There are many types of technologies that can produce energy without emitting large amounts of greenhouse gases, but unfortunately many of them are extremely diffuse and/or sporadic. An overview of the various technologies being promoted today as remedies for our energy crisis can be found in Prescription for the Planet. In the coming months many of the scientists of SCGI will contribute their writings on this website to elucidate both the promise and the limitations of each energy system. These limitations are generally inherent in the system with no conceivable way to eliminate them. For instance, on even the brightest days, in the best locations at the equator, the amount of solar energy hitting each square meter of land is limited. Collecting this energy with solar thermal or photovoltaic systems in quantities capable of making a large contribution to human energy needs is a prodigious and expensive undertaking. Wind power, even more fickle than solar, suffers from the same type of limitations. And virtually any chemical process to produce energy through combustion is limited by the often substantial but nevertheless modest potential of chemical reactions.
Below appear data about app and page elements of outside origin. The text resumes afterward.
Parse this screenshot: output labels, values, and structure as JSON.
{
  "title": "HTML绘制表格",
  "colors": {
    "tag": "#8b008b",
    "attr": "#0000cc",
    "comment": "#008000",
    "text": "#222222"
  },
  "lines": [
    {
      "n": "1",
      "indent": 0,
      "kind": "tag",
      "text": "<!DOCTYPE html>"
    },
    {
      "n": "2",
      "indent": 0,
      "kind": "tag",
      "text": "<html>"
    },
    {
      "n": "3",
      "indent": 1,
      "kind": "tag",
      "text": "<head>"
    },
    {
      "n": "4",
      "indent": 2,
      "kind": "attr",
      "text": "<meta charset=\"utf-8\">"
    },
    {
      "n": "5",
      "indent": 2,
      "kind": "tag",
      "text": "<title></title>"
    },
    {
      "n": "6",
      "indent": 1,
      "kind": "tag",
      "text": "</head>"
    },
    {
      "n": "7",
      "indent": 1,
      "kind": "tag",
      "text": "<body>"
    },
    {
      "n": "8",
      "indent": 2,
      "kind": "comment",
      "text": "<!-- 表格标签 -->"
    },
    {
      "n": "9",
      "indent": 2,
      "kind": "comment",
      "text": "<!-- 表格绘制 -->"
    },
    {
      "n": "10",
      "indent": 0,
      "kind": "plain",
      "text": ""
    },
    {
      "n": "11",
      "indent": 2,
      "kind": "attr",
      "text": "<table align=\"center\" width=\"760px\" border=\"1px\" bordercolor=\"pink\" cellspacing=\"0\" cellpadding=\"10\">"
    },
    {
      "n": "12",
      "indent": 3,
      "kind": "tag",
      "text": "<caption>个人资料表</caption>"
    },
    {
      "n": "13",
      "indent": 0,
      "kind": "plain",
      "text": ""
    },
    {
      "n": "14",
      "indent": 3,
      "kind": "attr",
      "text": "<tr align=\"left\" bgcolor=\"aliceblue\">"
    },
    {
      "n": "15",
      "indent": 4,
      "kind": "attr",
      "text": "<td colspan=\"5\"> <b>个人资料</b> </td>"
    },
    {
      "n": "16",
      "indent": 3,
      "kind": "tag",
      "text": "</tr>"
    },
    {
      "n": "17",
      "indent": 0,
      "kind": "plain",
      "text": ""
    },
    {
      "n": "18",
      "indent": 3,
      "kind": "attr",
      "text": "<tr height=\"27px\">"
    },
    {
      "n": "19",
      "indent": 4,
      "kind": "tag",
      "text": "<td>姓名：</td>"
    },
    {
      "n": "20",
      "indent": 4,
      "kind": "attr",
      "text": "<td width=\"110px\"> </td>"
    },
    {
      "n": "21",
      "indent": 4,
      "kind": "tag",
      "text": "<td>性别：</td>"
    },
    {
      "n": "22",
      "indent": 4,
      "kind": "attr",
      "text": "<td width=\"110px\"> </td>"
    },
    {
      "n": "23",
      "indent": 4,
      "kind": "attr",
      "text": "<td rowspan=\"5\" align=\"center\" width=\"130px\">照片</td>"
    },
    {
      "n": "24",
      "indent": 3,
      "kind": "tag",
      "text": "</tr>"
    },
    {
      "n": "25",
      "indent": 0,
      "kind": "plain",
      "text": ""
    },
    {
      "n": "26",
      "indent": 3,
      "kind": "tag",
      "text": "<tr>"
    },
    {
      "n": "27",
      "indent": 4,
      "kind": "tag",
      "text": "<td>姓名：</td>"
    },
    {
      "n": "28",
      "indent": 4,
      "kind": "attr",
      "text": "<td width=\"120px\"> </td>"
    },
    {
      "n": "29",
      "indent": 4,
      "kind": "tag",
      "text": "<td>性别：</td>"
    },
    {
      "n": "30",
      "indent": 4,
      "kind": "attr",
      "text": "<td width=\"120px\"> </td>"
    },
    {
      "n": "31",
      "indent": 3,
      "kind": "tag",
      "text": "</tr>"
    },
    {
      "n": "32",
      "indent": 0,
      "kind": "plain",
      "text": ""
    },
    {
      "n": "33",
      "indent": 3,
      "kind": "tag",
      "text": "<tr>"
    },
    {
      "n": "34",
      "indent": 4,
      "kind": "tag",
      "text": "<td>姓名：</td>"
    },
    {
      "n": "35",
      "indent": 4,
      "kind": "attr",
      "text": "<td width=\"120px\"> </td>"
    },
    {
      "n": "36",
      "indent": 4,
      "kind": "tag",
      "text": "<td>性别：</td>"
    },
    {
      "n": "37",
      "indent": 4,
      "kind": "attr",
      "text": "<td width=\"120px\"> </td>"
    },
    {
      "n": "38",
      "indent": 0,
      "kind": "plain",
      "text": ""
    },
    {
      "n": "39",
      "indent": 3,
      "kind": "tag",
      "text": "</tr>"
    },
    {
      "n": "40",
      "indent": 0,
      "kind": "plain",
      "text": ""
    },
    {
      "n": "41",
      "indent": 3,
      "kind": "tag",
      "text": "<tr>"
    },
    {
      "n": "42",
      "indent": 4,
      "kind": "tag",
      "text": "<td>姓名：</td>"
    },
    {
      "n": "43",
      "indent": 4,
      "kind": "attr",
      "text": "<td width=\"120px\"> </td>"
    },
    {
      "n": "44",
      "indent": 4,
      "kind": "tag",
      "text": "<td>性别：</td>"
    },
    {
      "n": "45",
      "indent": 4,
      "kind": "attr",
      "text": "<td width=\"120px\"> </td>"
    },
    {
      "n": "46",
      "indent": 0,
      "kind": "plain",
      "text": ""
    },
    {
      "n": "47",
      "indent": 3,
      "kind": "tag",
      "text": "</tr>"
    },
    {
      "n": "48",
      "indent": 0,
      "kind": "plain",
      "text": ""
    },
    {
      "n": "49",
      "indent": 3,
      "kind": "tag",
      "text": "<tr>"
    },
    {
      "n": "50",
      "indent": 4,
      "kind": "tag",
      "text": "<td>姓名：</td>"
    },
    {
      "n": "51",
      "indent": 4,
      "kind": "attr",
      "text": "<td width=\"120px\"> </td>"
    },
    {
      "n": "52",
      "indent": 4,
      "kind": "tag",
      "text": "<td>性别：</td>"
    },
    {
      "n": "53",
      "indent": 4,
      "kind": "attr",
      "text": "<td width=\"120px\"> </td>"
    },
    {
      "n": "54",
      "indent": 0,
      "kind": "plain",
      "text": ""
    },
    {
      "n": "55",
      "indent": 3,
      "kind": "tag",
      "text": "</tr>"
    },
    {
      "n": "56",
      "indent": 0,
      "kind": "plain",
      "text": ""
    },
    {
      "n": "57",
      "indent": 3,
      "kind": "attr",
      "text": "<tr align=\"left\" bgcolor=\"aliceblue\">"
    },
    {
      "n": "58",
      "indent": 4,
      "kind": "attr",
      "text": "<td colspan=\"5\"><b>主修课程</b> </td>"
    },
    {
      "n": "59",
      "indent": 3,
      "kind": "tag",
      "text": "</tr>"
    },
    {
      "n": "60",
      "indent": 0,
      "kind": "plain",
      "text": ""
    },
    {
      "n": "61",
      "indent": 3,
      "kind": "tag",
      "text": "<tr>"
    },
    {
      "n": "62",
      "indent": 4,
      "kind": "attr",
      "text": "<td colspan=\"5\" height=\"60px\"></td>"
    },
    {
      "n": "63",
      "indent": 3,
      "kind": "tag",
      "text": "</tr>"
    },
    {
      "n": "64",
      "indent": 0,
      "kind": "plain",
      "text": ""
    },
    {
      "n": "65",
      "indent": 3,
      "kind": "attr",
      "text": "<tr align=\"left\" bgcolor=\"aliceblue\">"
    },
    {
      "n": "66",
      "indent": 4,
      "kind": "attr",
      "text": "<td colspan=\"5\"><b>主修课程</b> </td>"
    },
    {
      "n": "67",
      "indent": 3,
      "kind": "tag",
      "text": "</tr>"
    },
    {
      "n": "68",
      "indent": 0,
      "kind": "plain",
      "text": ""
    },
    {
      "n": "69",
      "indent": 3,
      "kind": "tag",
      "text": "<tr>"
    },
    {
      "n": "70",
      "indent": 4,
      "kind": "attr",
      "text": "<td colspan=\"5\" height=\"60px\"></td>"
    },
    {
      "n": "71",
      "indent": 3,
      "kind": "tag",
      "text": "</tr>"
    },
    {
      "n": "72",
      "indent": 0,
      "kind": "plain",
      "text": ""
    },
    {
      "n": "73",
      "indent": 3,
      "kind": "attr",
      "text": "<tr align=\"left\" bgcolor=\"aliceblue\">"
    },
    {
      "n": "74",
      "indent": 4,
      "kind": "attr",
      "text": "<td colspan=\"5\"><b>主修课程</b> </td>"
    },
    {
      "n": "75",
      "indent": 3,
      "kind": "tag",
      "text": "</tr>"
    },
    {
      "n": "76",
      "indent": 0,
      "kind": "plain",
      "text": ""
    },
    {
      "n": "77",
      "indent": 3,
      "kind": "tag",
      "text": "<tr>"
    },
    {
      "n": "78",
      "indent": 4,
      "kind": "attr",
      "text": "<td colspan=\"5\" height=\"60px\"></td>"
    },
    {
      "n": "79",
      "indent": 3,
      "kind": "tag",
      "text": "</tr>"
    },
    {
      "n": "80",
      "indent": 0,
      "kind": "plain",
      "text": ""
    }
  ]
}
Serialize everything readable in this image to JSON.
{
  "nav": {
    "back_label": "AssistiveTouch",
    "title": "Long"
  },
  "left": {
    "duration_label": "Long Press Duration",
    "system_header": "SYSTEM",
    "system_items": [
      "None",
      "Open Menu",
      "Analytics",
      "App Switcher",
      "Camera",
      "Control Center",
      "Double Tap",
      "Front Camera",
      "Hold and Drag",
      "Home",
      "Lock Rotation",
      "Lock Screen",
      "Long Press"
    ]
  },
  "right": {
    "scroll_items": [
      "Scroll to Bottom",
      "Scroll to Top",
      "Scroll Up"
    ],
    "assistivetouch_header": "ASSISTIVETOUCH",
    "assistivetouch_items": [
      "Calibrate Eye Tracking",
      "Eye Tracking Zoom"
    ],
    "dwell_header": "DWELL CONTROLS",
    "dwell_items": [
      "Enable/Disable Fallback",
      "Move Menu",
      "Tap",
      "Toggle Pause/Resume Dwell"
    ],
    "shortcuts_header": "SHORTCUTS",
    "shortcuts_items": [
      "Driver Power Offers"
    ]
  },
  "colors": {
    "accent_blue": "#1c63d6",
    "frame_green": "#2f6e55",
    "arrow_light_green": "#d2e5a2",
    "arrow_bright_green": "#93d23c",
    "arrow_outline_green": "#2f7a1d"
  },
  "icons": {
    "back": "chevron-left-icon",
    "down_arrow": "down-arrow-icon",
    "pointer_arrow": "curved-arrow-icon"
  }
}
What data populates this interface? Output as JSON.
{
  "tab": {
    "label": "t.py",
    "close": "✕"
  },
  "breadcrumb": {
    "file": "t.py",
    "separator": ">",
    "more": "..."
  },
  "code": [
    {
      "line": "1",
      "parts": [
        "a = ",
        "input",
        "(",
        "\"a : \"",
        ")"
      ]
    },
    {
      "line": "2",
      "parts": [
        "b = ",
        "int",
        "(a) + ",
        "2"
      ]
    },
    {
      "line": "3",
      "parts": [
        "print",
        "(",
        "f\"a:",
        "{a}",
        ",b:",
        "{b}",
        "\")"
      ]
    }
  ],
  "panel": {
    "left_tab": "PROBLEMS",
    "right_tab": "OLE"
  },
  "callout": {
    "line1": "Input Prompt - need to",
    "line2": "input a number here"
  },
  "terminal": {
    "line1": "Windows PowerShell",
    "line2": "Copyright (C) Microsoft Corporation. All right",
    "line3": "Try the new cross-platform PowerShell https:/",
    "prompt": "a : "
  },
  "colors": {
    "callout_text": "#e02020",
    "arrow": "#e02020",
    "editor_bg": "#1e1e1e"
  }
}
The glaring exception to these troublesome constraints is the incredible energy density of fission. The splitting of the atom produces enormous amounts of energy from tiny amounts of uranium fuel, as evidenced by hundreds of nuclear reactors in use around the world today. Yet a typical light water reactor utilizes only about six-tenths of one percent of the energy contained in uranium. The rest is tossed away as "nuclear waste," a troublesome commodity that will remain radioactive for hundreds of thousands of years and which has produced a political headache for governments around the world. This wastefulness has been compared to putting a log on a fire, burning off the bark, and throwing away the log.
There is, however, a solution to this problem. And this solution—the Integral Fast Reactor, or IFR—can be the solution to virtually all of the problems humanity faces today that are in any way connected to energy. Instead of recovering less than 0.6% of the energy in uranium, IFRs can utilize 100% of it, making them about 160 times more efficient than conventional reactors. They leave behind no long-lived waste products, and the small amount that is left can be easily and safely disposed of. Not only that, but IFRs can consume all the spent fuel from today's nuclear reactors, along with all the weapons-grade material from dismantled arsenals and even the enormous amounts of depleted uranium that have been accumulating around the world during the nuclear age. We have so much potential fuel already mined, in fact, that if humanity's entire energy needs were to be met solely with IFRs, we still wouldn't have to mine or enrich any uranium for nearly a thousand years.
Many of the members of SCGI are scientists who are the world's leading experts on IFR technology. In the months to come they will be contributing their knowledge and insight to explain both the technology and its tremendous potential to solve our climate and energy problems. For now, though, a good overview of IFR technology can be obtained by clicking this link, which will take you to the chapter that introduces IFR technology in Prescription for the Planet. Other links on this site will direct you to more information on IFRs, including some fascinating discussions among the advocates of various energy systems.
Integral Fast Reactors can be the game-changing technology that can lead us out of many of the crises humanity faces. It is so far beyond the current generation of nuclear power systems that to compare one with the other would be like comparing a Model T to a Lexus. Leave your preconceptions behind and give the IFR a good look, no matter what you may think about nuclear power. You will be amazed at what you find.
*** You can read the main chapter on IFR technology from Prescription for the Planet online here. ***
For an excellent brief overview, check out George Stanford's article here.